Search term "JSON": copy each line of the data containing it.

—————

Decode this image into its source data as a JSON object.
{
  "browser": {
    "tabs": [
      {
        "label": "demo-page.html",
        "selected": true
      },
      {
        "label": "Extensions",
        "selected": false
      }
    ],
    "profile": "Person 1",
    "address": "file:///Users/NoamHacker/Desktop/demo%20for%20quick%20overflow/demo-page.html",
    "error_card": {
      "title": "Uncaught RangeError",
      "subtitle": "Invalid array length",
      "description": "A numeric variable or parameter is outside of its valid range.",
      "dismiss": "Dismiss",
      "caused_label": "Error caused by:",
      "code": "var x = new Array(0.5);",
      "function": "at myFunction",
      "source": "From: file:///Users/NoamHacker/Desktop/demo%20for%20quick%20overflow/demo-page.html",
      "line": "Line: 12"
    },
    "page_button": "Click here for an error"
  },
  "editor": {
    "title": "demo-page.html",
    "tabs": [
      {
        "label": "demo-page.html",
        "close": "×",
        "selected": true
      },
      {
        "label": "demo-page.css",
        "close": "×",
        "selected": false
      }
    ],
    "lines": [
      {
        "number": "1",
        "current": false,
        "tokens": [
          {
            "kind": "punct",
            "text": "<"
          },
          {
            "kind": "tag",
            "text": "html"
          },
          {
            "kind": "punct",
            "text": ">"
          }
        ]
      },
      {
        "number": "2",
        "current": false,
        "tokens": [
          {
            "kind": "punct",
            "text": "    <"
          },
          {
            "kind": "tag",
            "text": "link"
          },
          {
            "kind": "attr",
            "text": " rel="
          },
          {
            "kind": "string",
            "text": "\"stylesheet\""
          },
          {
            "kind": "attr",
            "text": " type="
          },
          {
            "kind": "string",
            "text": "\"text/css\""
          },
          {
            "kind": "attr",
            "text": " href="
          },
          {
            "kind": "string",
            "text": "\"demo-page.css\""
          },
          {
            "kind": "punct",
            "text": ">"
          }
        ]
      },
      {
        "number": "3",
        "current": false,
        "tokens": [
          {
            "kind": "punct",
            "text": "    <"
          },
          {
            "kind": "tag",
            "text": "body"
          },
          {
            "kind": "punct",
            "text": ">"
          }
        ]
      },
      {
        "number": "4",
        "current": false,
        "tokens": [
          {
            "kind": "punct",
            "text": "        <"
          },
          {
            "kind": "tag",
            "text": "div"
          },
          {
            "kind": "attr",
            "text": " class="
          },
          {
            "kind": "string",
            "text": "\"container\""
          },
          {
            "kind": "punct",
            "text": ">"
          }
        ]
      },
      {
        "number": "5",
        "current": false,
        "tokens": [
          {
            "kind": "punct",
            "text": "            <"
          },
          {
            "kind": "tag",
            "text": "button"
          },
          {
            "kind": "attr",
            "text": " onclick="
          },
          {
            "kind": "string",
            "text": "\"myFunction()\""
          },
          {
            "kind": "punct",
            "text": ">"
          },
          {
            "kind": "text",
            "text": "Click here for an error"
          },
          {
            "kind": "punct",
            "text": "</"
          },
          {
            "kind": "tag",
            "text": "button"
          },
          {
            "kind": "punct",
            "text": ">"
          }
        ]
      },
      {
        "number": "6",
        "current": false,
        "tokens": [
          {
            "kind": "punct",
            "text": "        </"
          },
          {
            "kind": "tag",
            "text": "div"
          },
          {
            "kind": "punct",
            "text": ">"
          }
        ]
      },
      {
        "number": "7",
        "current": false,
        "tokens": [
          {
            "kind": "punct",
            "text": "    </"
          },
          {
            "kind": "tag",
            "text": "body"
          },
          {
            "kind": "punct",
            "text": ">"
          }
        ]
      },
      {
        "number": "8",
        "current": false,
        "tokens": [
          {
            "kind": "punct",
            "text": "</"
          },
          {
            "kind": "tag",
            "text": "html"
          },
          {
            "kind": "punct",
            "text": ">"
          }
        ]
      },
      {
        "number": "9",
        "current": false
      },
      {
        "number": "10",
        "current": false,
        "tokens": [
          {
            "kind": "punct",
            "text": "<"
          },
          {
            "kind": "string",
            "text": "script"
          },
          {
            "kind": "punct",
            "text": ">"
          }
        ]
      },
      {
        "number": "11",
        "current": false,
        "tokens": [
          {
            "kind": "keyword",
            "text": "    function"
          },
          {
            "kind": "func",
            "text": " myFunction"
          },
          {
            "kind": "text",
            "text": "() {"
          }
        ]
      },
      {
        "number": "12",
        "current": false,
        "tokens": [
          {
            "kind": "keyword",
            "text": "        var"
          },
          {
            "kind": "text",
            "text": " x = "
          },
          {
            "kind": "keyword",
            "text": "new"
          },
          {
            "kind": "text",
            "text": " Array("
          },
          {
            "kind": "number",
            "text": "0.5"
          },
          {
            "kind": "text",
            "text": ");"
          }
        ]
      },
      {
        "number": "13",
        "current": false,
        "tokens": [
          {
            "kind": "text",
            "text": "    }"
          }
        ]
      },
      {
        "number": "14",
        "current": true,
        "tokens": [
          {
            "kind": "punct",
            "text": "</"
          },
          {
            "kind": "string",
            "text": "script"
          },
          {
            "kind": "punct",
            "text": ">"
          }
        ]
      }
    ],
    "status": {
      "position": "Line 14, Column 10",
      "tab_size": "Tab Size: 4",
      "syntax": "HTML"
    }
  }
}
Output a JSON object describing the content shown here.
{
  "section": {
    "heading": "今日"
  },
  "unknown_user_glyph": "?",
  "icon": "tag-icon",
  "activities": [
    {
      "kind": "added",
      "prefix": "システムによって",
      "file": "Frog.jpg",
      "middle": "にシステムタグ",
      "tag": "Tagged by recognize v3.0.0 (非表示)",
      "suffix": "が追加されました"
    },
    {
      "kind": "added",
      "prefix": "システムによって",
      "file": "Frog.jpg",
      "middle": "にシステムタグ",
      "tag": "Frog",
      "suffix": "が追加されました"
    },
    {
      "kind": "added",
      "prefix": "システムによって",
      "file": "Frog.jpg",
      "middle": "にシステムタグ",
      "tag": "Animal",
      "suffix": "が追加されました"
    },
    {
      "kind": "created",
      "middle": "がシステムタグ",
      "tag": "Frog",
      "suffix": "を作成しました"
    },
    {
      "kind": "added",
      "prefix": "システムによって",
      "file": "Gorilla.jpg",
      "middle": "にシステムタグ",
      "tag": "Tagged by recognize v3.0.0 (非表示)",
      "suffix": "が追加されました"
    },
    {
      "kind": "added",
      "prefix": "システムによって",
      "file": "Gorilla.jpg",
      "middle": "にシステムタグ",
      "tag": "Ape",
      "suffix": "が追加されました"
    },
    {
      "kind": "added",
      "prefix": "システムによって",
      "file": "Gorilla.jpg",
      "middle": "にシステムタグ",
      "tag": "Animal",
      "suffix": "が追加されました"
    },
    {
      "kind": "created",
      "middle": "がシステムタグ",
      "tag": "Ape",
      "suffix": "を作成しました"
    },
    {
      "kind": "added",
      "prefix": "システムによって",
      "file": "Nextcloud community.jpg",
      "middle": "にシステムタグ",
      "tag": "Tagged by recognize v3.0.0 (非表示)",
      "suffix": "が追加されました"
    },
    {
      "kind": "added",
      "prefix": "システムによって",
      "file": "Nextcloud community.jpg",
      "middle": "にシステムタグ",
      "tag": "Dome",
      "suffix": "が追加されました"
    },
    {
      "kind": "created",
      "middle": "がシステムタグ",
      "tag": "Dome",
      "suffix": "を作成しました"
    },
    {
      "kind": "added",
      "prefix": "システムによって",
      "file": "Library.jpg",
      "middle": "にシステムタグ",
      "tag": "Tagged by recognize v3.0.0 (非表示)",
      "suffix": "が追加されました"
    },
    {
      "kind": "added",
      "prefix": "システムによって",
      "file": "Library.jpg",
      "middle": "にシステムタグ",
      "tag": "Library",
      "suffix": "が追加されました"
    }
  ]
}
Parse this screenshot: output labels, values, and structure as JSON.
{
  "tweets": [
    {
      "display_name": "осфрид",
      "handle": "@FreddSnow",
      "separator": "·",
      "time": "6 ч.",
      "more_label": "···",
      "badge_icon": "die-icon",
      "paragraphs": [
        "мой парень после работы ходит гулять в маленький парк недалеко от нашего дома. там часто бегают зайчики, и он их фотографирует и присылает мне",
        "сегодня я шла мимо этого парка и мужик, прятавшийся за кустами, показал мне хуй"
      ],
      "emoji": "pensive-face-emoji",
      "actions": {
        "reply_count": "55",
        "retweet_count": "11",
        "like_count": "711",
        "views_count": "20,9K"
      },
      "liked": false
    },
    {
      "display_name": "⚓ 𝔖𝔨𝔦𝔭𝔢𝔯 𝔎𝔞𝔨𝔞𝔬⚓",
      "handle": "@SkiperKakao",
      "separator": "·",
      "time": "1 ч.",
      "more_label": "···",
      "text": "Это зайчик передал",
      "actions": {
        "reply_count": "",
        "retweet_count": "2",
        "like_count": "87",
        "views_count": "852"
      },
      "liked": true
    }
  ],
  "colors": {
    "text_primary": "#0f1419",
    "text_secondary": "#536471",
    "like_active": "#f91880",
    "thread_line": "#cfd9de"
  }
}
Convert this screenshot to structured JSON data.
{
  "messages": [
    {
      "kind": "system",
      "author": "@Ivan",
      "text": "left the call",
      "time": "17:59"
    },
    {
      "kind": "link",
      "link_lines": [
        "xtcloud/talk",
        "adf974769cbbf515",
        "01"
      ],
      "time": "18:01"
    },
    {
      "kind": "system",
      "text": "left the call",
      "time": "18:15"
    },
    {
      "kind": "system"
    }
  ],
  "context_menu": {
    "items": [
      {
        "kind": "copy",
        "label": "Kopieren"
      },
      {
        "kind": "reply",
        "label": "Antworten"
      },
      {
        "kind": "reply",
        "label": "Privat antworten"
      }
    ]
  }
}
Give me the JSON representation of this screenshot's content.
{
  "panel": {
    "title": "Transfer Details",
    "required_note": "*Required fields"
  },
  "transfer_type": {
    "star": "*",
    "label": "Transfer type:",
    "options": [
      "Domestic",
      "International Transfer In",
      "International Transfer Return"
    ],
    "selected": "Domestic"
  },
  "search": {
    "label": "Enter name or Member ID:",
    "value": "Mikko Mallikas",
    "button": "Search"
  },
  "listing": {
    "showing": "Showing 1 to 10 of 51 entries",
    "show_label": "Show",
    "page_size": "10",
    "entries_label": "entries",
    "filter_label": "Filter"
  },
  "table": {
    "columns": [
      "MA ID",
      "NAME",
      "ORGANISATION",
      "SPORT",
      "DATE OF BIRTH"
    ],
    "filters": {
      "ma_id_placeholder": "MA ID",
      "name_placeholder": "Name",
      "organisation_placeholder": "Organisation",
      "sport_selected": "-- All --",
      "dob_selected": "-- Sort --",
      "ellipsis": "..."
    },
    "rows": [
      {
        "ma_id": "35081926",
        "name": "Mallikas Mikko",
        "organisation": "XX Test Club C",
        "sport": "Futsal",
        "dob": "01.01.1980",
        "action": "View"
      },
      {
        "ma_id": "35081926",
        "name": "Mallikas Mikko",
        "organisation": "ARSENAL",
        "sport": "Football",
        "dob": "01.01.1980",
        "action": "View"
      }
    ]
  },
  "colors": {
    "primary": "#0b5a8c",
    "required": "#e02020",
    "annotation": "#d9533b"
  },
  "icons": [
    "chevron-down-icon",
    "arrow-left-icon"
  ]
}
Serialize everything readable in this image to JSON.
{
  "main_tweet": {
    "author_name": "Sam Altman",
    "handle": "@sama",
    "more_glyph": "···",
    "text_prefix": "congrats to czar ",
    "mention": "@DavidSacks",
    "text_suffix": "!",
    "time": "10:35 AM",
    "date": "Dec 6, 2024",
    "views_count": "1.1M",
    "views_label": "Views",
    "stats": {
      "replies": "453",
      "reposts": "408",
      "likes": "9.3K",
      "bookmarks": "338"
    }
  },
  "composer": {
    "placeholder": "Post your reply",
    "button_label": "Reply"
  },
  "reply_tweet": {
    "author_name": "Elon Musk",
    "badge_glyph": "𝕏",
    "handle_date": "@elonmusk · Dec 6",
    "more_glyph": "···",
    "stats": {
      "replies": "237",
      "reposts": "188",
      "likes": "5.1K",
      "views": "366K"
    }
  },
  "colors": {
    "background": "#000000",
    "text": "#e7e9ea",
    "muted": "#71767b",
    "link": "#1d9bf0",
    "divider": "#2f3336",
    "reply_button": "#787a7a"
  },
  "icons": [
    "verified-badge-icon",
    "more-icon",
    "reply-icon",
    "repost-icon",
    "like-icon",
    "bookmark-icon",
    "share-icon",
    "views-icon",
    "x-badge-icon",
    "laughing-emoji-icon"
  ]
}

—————

Solution to this task:
Decode this image into its source data as a JSON object.
Output a JSON object describing the content shown here.
Parse this screenshot: output labels, values, and structure as JSON.
Convert this screenshot to structured JSON data.
Give me the JSON representation of this screenshot's content.
Serialize everything readable in this image to JSON.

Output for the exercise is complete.